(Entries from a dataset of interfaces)
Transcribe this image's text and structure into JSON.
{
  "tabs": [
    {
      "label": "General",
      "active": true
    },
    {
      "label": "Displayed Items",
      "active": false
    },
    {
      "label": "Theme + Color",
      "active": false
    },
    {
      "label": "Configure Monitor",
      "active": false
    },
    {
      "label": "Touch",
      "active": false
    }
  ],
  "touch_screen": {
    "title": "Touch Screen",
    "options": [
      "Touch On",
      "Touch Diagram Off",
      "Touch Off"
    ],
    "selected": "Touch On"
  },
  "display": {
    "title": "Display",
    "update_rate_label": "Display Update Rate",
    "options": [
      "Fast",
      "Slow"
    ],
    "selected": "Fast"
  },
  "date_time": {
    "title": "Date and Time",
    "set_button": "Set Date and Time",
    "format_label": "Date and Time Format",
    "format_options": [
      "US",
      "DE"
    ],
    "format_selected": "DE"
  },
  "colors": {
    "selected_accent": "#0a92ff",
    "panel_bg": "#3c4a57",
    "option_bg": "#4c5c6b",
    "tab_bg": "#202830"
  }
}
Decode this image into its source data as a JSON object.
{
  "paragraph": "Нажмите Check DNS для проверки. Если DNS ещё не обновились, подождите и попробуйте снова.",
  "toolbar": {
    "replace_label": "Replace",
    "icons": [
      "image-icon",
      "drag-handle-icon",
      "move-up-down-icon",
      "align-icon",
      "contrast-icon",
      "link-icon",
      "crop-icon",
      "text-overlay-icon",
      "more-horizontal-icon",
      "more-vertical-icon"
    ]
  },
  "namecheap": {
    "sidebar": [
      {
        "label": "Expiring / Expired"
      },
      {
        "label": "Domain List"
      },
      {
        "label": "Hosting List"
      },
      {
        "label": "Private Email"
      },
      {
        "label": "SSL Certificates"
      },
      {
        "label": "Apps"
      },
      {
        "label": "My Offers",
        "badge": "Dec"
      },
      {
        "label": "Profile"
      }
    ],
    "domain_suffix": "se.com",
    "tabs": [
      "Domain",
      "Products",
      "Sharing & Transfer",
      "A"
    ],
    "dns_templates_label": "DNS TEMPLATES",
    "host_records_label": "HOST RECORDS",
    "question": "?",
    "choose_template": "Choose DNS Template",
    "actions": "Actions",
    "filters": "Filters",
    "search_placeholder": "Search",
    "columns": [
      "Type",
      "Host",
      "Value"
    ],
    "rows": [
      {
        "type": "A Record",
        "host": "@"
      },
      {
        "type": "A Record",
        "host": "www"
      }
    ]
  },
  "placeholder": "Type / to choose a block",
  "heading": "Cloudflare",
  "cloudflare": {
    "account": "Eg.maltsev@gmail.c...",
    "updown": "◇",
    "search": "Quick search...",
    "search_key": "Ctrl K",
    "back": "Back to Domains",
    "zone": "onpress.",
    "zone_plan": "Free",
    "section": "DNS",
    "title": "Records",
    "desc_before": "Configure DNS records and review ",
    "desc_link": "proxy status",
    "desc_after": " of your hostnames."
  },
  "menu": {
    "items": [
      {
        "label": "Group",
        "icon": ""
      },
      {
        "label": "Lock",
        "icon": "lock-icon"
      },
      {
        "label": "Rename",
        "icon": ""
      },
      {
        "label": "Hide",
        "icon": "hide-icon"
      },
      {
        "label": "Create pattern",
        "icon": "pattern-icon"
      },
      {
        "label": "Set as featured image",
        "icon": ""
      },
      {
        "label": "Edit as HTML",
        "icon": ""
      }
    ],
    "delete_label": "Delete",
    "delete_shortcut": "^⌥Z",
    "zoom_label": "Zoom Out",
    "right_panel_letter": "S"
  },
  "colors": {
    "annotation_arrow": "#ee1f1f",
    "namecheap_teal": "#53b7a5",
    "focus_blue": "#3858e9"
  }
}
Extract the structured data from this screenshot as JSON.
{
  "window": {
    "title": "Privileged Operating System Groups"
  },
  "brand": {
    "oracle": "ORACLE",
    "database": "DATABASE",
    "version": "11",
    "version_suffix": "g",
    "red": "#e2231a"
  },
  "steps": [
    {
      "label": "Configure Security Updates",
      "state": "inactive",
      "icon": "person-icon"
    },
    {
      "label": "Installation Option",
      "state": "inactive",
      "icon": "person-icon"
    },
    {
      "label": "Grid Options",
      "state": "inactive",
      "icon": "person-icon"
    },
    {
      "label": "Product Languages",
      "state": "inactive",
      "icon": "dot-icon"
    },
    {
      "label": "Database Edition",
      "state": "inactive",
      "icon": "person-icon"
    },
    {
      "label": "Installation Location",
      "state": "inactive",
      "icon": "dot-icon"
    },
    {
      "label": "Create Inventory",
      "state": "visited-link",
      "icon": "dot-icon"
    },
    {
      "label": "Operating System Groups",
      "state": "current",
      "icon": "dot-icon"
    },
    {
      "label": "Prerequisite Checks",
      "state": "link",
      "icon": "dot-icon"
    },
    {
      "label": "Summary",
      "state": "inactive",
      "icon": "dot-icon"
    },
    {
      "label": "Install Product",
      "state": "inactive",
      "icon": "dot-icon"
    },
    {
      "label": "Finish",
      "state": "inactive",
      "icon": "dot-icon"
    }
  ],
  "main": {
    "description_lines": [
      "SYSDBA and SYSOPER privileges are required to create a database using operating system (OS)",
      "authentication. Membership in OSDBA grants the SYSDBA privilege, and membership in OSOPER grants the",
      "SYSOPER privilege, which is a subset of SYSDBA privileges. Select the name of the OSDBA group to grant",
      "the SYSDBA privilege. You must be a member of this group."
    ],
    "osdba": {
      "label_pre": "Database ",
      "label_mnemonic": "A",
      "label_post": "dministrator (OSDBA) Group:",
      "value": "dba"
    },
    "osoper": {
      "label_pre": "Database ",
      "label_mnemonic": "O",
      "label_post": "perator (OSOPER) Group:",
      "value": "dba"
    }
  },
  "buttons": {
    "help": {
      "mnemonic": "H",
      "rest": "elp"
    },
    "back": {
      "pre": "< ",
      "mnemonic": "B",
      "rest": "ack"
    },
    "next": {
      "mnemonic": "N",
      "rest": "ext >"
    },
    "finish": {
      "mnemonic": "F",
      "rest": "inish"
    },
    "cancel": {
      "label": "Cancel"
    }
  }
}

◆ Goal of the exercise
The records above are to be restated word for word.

◆ Result for this exercise
Transcribe this image's text and structure into JSON.
{
  "tabs": [
    {
      "label": "General",
      "active": true
    },
    {
      "label": "Displayed Items",
      "active": false
    },
    {
      "label": "Theme + Color",
      "active": false
    },
    {
      "label": "Configure Monitor",
      "active": false
    },
    {
      "label": "Touch",
      "active": false
    }
  ],
  "touch_screen": {
    "title": "Touch Screen",
    "options": [
      "Touch On",
      "Touch Diagram Off",
      "Touch Off"
    ],
    "selected": "Touch On"
  },
  "display": {
    "title": "Display",
    "update_rate_label": "Display Update Rate",
    "options": [
      "Fast",
      "Slow"
    ],
    "selected": "Fast"
  },
  "date_time": {
    "title": "Date and Time",
    "set_button": "Set Date and Time",
    "format_label": "Date and Time Format",
    "format_options": [
      "US",
      "DE"
    ],
    "format_selected": "DE"
  },
  "colors": {
    "selected_accent": "#0a92ff",
    "panel_bg": "#3c4a57",
    "option_bg": "#4c5c6b",
    "tab_bg": "#202830"
  }
}
Decode this image into its source data as a JSON object.
{
  "paragraph": "Нажмите Check DNS для проверки. Если DNS ещё не обновились, подождите и попробуйте снова.",
  "toolbar": {
    "replace_label": "Replace",
    "icons": [
      "image-icon",
      "drag-handle-icon",
      "move-up-down-icon",
      "align-icon",
      "contrast-icon",
      "link-icon",
      "crop-icon",
      "text-overlay-icon",
      "more-horizontal-icon",
      "more-vertical-icon"
    ]
  },
  "namecheap": {
    "sidebar": [
      {
        "label": "Expiring / Expired"
      },
      {
        "label": "Domain List"
      },
      {
        "label": "Hosting List"
      },
      {
        "label": "Private Email"
      },
      {
        "label": "SSL Certificates"
      },
      {
        "label": "Apps"
      },
      {
        "label": "My Offers",
        "badge": "Dec"
      },
      {
        "label": "Profile"
      }
    ],
    "domain_suffix": "se.com",
    "tabs": [
      "Domain",
      "Products",
      "Sharing & Transfer",
      "A"
    ],
    "dns_templates_label": "DNS TEMPLATES",
    "host_records_label": "HOST RECORDS",
    "question": "?",
    "choose_template": "Choose DNS Template",
    "actions": "Actions",
    "filters": "Filters",
    "search_placeholder": "Search",
    "columns": [
      "Type",
      "Host",
      "Value"
    ],
    "rows": [
      {
        "type": "A Record",
        "host": "@"
      },
      {
        "type": "A Record",
        "host": "www"
      }
    ]
  },
  "placeholder": "Type / to choose a block",
  "heading": "Cloudflare",
  "cloudflare": {
    "account": "Eg.maltsev@gmail.c...",
    "updown": "◇",
    "search": "Quick search...",
    "search_key": "Ctrl K",
    "back": "Back to Domains",
    "zone": "onpress.",
    "zone_plan": "Free",
    "section": "DNS",
    "title": "Records",
    "desc_before": "Configure DNS records and review ",
    "desc_link": "proxy status",
    "desc_after": " of your hostnames."
  },
  "menu": {
    "items": [
      {
        "label": "Group",
        "icon": ""
      },
      {
        "label": "Lock",
        "icon": "lock-icon"
      },
      {
        "label": "Rename",
        "icon": ""
      },
      {
        "label": "Hide",
        "icon": "hide-icon"
      },
      {
        "label": "Create pattern",
        "icon": "pattern-icon"
      },
      {
        "label": "Set as featured image",
        "icon": ""
      },
      {
        "label": "Edit as HTML",
        "icon": ""
      }
    ],
    "delete_label": "Delete",
    "delete_shortcut": "^⌥Z",
    "zoom_label": "Zoom Out",
    "right_panel_letter": "S"
  },
  "colors": {
    "annotation_arrow": "#ee1f1f",
    "namecheap_teal": "#53b7a5",
    "focus_blue": "#3858e9"
  }
}
Extract the structured data from this screenshot as JSON.
{
  "window": {
    "title": "Privileged Operating System Groups"
  },
  "brand": {
    "oracle": "ORACLE",
    "database": "DATABASE",
    "version": "11",
    "version_suffix": "g",
    "red": "#e2231a"
  },
  "steps": [
    {
      "label": "Configure Security Updates",
      "state": "inactive",
      "icon": "person-icon"
    },
    {
      "label": "Installation Option",
      "state": "inactive",
      "icon": "person-icon"
    },
    {
      "label": "Grid Options",
      "state": "inactive",
      "icon": "person-icon"
    },
    {
      "label": "Product Languages",
      "state": "inactive",
      "icon": "dot-icon"
    },
    {
      "label": "Database Edition",
      "state": "inactive",
      "icon": "person-icon"
    },
    {
      "label": "Installation Location",
      "state": "inactive",
      "icon": "dot-icon"
    },
    {
      "label": "Create Inventory",
      "state": "visited-link",
      "icon": "dot-icon"
    },
    {
      "label": "Operating System Groups",
      "state": "current",
      "icon": "dot-icon"
    },
    {
      "label": "Prerequisite Checks",
      "state": "link",
      "icon": "dot-icon"
    },
    {
      "label": "Summary",
      "state": "inactive",
      "icon": "dot-icon"
    },
    {
      "label": "Install Product",
      "state": "inactive",
      "icon": "dot-icon"
    },
    {
      "label": "Finish",
      "state": "inactive",
      "icon": "dot-icon"
    }
  ],
  "main": {
    "description_lines": [
      "SYSDBA and SYSOPER privileges are required to create a database using operating system (OS)",
      "authentication. Membership in OSDBA grants the SYSDBA privilege, and membership in OSOPER grants the",
      "SYSOPER privilege, which is a subset of SYSDBA privileges. Select the name of the OSDBA group to grant",
      "the SYSDBA privilege. You must be a member of this group."
    ],
    "osdba": {
      "label_pre": "Database ",
      "label_mnemonic": "A",
      "label_post": "dministrator (OSDBA) Group:",
      "value": "dba"
    },
    "osoper": {
      "label_pre": "Database ",
      "label_mnemonic": "O",
      "label_post": "perator (OSOPER) Group:",
      "value": "dba"
    }
  },
  "buttons": {
    "help": {
      "mnemonic": "H",
      "rest": "elp"
    },
    "back": {
      "pre": "< ",
      "mnemonic": "B",
      "rest": "ack"
    },
    "next": {
      "mnemonic": "N",
      "rest": "ext >"
    },
    "finish": {
      "mnemonic": "F",
      "rest": "inish"
    },
    "cancel": {
      "label": "Cancel"
    }
  }
}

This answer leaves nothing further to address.